Because I seem to be incapable of going out without passing through the Domplein, we were lucky enough to come across a performance by the Fanfarekorps Der Genie (Engineers Regiment Fanfare Corps) on Sunday afternoon. We had just begun to approach Achter De Dom when we suddenly heard the sound of drums. There, behind the cathedral, they began to perform and we raced up to get a good view and listen.
In 1888 the Royal Dutch Army Engineers Regiment Music Corps was first formed by NCOs and volunteer soldiers in the city of Utrecht.

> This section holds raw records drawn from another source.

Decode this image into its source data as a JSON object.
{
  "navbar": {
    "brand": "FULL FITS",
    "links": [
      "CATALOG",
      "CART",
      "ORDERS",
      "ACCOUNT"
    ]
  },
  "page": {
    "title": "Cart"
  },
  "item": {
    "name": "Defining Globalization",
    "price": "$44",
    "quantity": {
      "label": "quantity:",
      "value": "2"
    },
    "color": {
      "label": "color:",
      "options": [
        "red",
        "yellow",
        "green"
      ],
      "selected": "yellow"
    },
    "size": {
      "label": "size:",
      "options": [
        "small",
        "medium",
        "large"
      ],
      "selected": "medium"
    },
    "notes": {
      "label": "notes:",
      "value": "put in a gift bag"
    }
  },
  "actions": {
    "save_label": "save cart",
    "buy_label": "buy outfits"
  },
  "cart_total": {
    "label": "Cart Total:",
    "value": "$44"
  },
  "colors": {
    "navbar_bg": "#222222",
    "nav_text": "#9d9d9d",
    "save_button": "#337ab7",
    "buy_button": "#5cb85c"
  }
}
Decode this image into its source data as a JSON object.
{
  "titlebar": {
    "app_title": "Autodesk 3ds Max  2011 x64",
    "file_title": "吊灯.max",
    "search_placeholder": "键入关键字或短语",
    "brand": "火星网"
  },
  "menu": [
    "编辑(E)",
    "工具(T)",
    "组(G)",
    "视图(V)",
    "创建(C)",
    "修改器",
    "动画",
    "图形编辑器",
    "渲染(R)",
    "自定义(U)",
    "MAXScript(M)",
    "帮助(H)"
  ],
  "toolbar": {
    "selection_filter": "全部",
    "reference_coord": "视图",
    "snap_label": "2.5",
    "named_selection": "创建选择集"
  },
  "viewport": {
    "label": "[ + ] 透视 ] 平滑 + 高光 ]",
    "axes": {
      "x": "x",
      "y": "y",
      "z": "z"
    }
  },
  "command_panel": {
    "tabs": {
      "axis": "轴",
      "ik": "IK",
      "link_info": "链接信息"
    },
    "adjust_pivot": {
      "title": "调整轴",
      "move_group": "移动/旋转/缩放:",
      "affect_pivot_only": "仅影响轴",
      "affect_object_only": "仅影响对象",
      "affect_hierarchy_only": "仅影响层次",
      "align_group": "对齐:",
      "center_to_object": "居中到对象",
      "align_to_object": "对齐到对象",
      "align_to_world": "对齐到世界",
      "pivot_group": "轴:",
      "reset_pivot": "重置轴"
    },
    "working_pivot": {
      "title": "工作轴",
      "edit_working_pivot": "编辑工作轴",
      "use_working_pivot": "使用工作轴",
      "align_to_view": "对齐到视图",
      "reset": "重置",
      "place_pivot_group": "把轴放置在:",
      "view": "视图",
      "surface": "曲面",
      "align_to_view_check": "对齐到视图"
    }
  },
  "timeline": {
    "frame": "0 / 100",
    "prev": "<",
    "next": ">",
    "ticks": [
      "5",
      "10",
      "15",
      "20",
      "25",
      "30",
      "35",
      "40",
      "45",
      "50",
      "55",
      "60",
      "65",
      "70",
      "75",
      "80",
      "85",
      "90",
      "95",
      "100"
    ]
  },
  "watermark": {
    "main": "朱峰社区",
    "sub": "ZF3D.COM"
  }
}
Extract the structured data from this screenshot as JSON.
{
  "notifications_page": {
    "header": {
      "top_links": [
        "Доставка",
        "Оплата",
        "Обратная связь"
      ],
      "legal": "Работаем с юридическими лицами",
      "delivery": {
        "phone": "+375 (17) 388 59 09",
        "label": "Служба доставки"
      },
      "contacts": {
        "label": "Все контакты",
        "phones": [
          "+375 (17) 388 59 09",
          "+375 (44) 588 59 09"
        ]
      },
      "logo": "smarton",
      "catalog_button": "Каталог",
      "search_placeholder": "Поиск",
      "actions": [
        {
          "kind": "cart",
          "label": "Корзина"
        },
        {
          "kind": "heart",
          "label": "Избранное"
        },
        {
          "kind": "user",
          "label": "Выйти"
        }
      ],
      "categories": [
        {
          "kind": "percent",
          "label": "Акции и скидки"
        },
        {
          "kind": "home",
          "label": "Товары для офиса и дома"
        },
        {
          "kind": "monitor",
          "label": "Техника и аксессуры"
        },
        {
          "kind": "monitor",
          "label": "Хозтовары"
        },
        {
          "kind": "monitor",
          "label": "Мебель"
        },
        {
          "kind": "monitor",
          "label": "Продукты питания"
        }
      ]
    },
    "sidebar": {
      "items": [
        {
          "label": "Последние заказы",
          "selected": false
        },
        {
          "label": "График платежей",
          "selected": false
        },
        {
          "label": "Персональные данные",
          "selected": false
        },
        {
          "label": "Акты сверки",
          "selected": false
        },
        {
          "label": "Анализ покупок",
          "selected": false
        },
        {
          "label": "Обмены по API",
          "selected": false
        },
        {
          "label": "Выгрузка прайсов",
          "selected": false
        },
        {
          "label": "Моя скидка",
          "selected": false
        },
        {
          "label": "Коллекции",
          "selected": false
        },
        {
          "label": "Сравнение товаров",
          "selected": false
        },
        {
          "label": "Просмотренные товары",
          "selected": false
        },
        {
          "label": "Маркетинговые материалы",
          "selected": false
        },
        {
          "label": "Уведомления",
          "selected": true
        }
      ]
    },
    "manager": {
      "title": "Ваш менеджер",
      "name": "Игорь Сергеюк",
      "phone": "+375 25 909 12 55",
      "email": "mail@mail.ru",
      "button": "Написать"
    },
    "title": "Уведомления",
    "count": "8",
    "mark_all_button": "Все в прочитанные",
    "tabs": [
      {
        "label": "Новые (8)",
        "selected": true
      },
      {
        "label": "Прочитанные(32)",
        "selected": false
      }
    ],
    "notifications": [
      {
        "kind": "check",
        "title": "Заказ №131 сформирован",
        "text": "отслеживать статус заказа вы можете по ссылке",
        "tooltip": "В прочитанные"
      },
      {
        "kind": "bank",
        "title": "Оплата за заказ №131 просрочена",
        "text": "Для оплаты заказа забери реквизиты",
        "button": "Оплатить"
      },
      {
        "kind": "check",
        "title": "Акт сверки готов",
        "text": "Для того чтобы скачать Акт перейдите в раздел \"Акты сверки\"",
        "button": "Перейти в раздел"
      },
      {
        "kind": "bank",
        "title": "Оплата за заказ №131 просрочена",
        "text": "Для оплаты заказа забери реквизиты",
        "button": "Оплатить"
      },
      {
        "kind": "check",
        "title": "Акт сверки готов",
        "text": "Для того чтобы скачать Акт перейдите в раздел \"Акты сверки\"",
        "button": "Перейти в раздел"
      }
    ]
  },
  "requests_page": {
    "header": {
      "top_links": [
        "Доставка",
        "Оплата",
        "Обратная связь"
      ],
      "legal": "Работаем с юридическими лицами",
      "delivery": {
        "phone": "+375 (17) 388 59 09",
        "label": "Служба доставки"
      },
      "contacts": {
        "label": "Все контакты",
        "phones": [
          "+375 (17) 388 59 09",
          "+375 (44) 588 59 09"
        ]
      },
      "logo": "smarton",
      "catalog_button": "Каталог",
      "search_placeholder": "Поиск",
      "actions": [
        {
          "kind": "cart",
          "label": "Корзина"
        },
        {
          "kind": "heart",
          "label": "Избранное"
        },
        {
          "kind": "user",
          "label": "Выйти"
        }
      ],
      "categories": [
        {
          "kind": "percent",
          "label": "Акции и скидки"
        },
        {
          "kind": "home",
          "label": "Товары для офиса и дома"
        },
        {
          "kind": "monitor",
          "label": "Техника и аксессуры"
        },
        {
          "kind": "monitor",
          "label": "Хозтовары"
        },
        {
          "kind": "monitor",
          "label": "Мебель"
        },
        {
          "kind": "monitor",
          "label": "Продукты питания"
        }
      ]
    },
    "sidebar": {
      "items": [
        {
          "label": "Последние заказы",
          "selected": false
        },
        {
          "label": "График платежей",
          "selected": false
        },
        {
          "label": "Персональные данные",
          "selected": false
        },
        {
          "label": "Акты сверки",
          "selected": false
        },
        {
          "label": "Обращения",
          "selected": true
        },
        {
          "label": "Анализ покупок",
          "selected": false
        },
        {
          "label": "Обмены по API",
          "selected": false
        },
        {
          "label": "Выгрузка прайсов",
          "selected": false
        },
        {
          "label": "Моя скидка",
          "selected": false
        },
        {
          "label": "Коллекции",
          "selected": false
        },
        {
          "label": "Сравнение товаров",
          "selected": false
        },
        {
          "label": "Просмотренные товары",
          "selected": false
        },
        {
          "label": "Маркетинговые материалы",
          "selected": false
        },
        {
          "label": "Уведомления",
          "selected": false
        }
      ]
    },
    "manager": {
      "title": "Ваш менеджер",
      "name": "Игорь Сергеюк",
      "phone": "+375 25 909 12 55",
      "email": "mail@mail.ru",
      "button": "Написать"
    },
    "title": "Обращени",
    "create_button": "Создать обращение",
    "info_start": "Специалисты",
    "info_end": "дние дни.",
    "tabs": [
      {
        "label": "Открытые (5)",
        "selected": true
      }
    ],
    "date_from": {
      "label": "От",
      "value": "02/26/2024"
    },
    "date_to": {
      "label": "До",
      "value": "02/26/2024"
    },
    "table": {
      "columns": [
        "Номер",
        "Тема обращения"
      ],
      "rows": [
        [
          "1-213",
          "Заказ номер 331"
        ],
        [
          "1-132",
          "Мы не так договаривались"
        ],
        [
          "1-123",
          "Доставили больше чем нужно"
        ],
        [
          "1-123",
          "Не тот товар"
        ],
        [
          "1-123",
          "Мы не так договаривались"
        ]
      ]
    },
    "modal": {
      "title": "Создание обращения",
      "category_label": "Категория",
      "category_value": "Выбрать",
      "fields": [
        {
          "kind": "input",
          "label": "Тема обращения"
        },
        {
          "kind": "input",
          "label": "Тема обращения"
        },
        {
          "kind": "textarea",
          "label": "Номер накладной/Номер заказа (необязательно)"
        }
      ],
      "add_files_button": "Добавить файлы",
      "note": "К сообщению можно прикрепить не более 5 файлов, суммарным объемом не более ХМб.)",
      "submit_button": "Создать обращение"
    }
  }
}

Now, 118 years later, volunteers from the Engineers Regiment again uphold the musical tradition of the Engineers Regiment (1748 – 2006).
Due to a re-organization within the defense department, the “Engineers Regiment Fanfare Corps” was disbanded. At the beginning of 1997 the idea occurred to breathe new life into the “extinct” music corps. After discussions with the headquarters of the Engineers Regiment Corps, we started to correspond with almost all of those earlier recruits of the Engineers Regiment Fanfare Corps.
In September 1997, the first meeting was held at the “Lunetten Barracks” in the town of Vught, a terrain well-known to us. From this moment, the band was named “Old Members of the Engineers Regiment Fanfare Corps”
Presently, the band consists of 50-65 musicians, all dressed in the historical 1888 uniform.
As we were watching, we couldn’t help noticing two women in their ranks with small casks. It seems that it is a tradition that a small tot of brandy be poured from the cask carried on shoulder straps by the serving girls. Special guests are now usually the recipients of the glass of brandy. The group also sells special bottles of the brandy to help raise money for uniform maintenance.
Finally, here’s a brief bit of the drummers performing.
As I posted yesterday, the remains of a boat have recently been found in the Leidsche Rijn part of Utrecht after the heavy rains washed away the cloaking dirt. A good story was promised to be revealed in today’s press conference and they didn’t disappoint. Not only is there one boat that’s been uncovered, but there are actually two boats. More impressive is the fact that these boats date back to 750 AD and 950 AD respectively. Amazingly, these are the first boats from this era to be uncovered by archaeologists in the Netherlands. Score!
The older of the two boats measures approximately 50 meters long, while the newly discovered boat from 956 measures in at approximately 20 meters long. This newly discovered ship is so well preserved that some of the moss that was used to keep the ship watertight is still in evidence. There are even marks still visible in the wood from the shipbuilders themselves.
The ships lie in the bed of what was the medieval Rhine River, which flowed through Utrecht on its way to the North Sea. The river was a busy spot during these early years, with Viking incursions, as well as Utrecht’s role as a principal market town. The route of the river has changed since then, so now the Leidsche Rijn, the old site of the Rhine, is providing quite a bit of archaeological bounty. Previously, the remains of six Roman ships were discovered in the area.